Dual identity = more positive outcomes

Moschella ( 1992) notes the significant emotional benefits that products of strictly oral environments derive from contact with deaf peers in adulthood.

Today’s concerns:

1. Lack of Deaf Role models in public education system

2. Access of Deaf community is limited

3. Misconceptions formed about Deaf Culture

No Deaf peers should grow up without contact with other Deaf peers and adults.


Journal of Deaf Studies and Deaf Education (Vol. 4, Nbr. 3, Summer 1999) Inclusion and Personal Development by Irene W. Leigh

Educating Deaf Children Bilingually by Shawn Neal Mahshie, 1995

To see previous comments, click here.


Anonymous said...

Feel like AGbell and ASL between they tug on the rope each other to raise their goal into better education for which one understanding increase higher percent to prove of knowledge to get attention .... that my opion.


Kim said...

In a weird way I feel I can understand these kids. Being late-deafened is a lot like being oral deaf. I'm out of sync with both the hearing and Deaf culture. Here's an example-- most of the activities my hearing friends like to do on the weekends is challenging for me. They forget to look at me when they speak. They forget I need accommodations. But I'm not part of Deaf community. My ASL is still very basic. I got the gist of what you were saying in your vlog-- none of the details. My ASL will improve with time if my teacher is allowed to teach the next level of ASL next year. If not, then I'll be left in the lurch. What I'm saying is the only people I'm super comfortable with are other oral deaf and late-deafened people. Those people are the only ones who clearly understand my needs. But when I was younger, there were very, very few oral-deaf/late-deafened around. It wasn't until I got to be middle-aged (I'm now 50), that I began to meet people my age who were late-deafened. It's a very lonely road.


Ella Mae Lentz said...

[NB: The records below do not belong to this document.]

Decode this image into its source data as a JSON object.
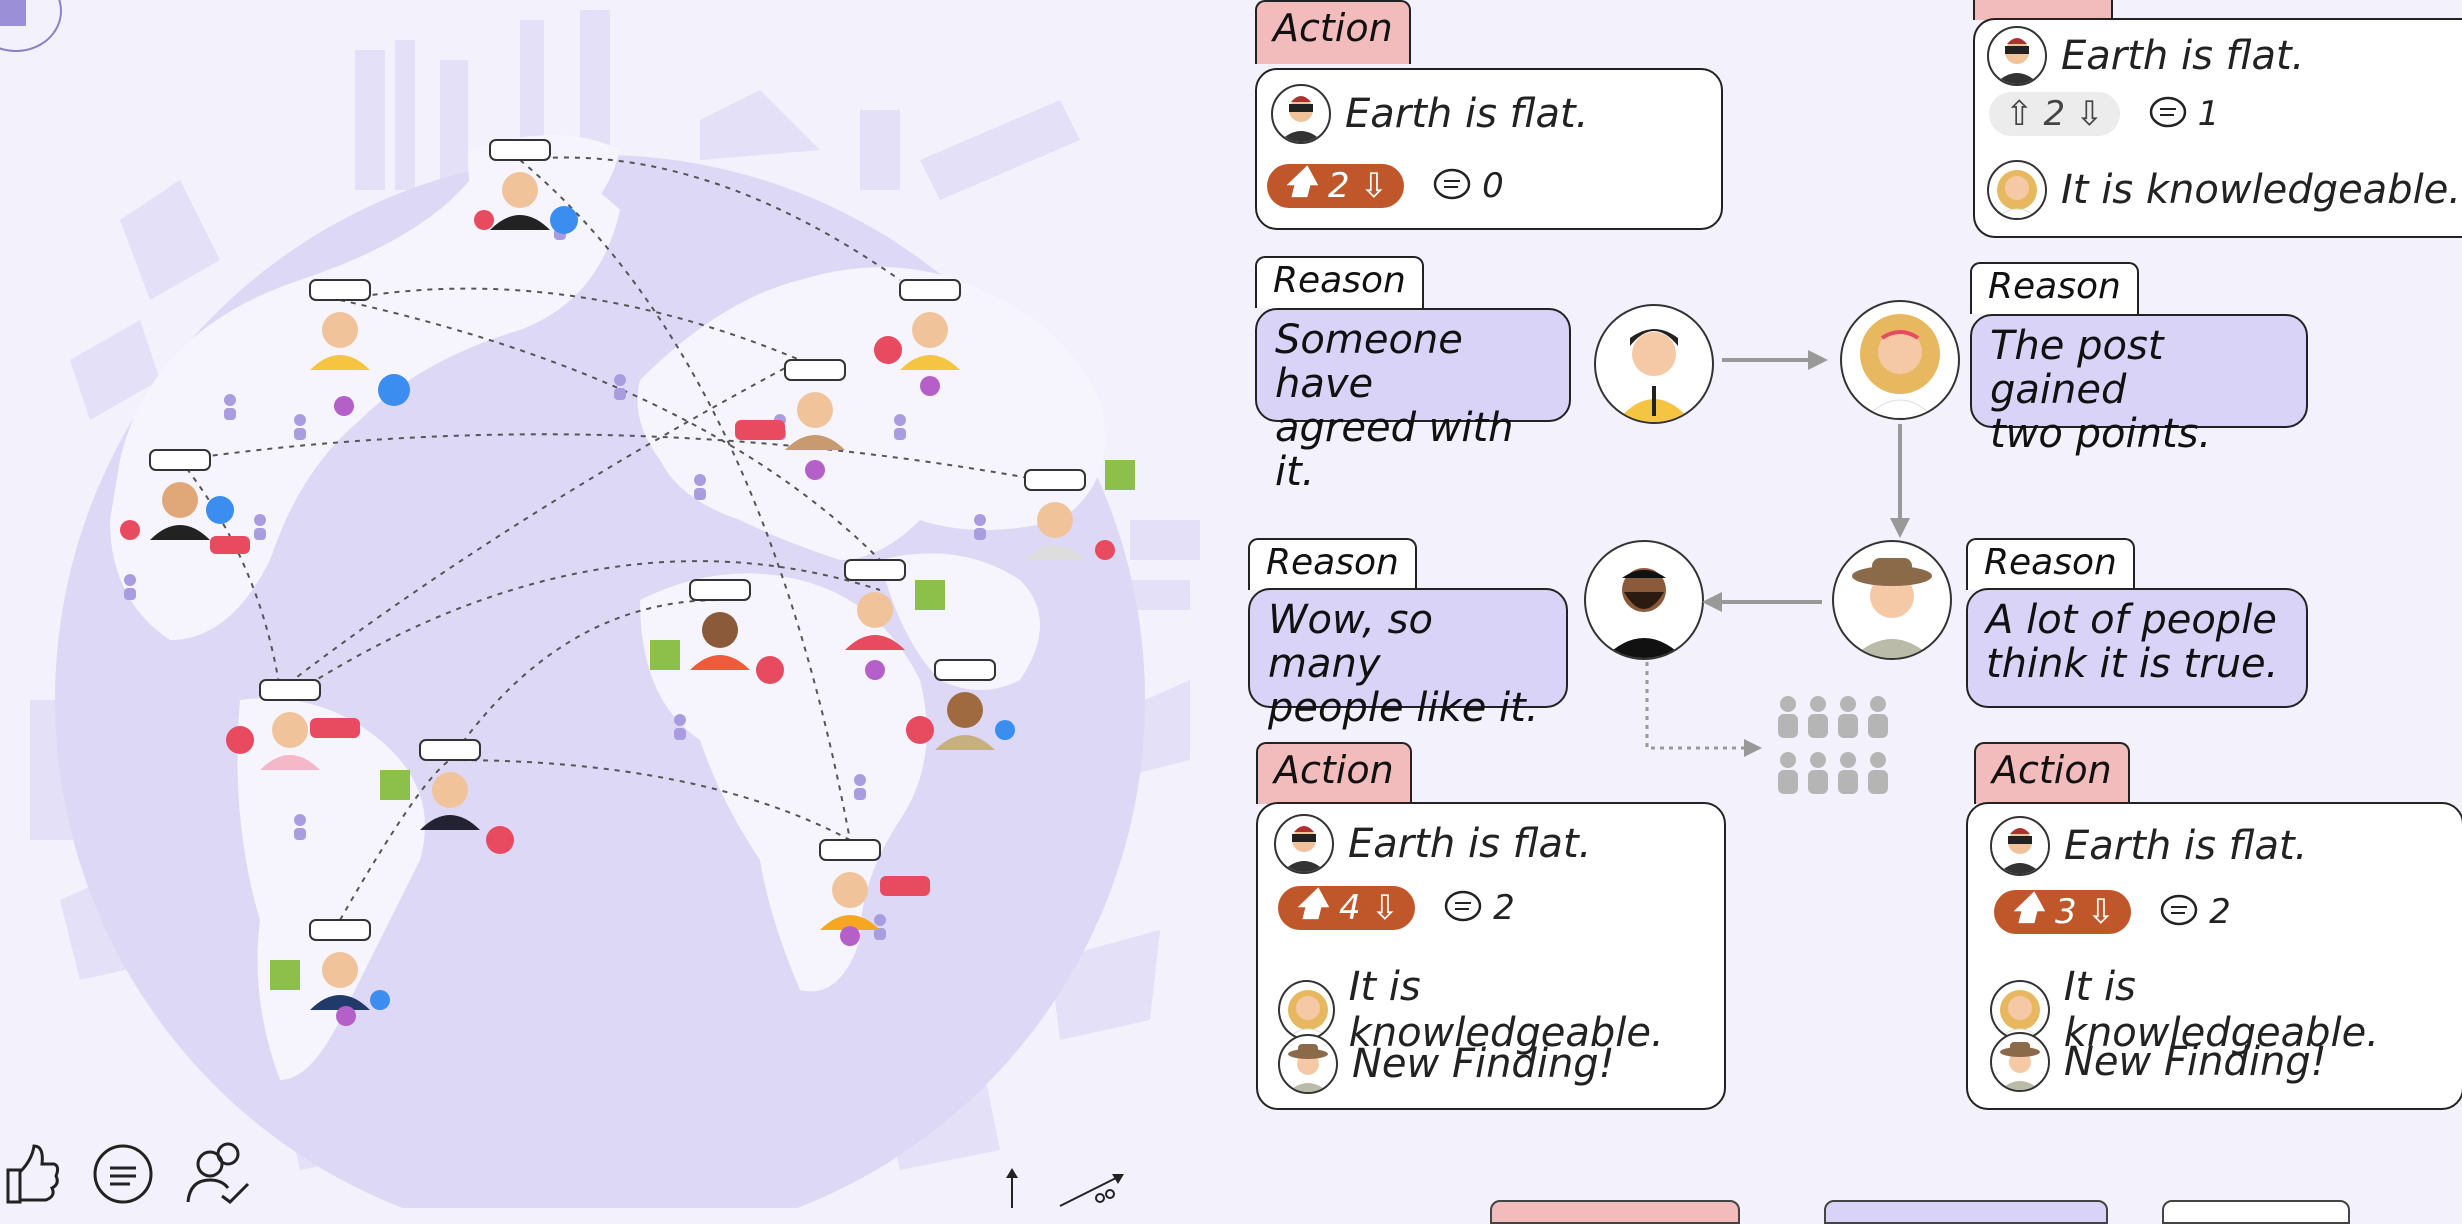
{
  "colors": {
    "action_tag": "#f2bcbc",
    "reason_bubble": "#d9d4f7",
    "upvote_active": "#c0572a",
    "globe": "#ddd8f5",
    "land": "#f6f5fd",
    "accent_purple": "#9b8fd8"
  },
  "panel_top_left": {
    "tag": "Action",
    "post": "Earth is flat.",
    "votes": "2",
    "comments": "0"
  },
  "panel_top_right": {
    "post": "Earth is flat.",
    "votes": "2",
    "comments": "1",
    "reply": "It is knowledgeable."
  },
  "reasons": [
    {
      "tag": "Reason",
      "text_line1": "Someone have",
      "text_line2": "agreed with it."
    },
    {
      "tag": "Reason",
      "text_line1": "The post gained",
      "text_line2": "two points."
    },
    {
      "tag": "Reason",
      "text_line1": "Wow, so many",
      "text_line2": "people like it."
    },
    {
      "tag": "Reason",
      "text_line1": "A lot of people",
      "text_line2": "think it is true."
    }
  ],
  "panel_bottom_left": {
    "tag": "Action",
    "post": "Earth is flat.",
    "votes": "4",
    "comments": "2",
    "reply1": "It is knowledgeable.",
    "reply2": "New Finding!"
  },
  "panel_bottom_right": {
    "tag": "Action",
    "post": "Earth is flat.",
    "votes": "3",
    "comments": "2",
    "reply1": "It is knowledgeable.",
    "reply2": "New Finding!"
  },
  "icons": {
    "like": "thumbs-up-icon",
    "comment": "comment-icon",
    "follow": "user-check-icon",
    "trend": "trend-arrow-icon"
  }
}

Speaking of providing an environment with "plenty" of Deaf role models and peers, I believe there's something out there claiming that the critical mass for Deaf school-age children are:
1) Elementary-at least 50 Deaf peers in the whole Elementary department
2) Middle and High School combined - at least 100 peers.
Curious if any research out there mentions ideal minimum number of Deaf adult signers faculty and staff?
Thanks for sharing this report in both ASL and English. Keep them coming!

Anonymous said...

Dear Barb, thou are superb and reflecteth upon mine feelings. Just a wee bit of advice: keep your fingernails free of any contrasting colors because my eyes have a little hard time focusing on your signs and fingerspelling, smile. ; ) Carry on!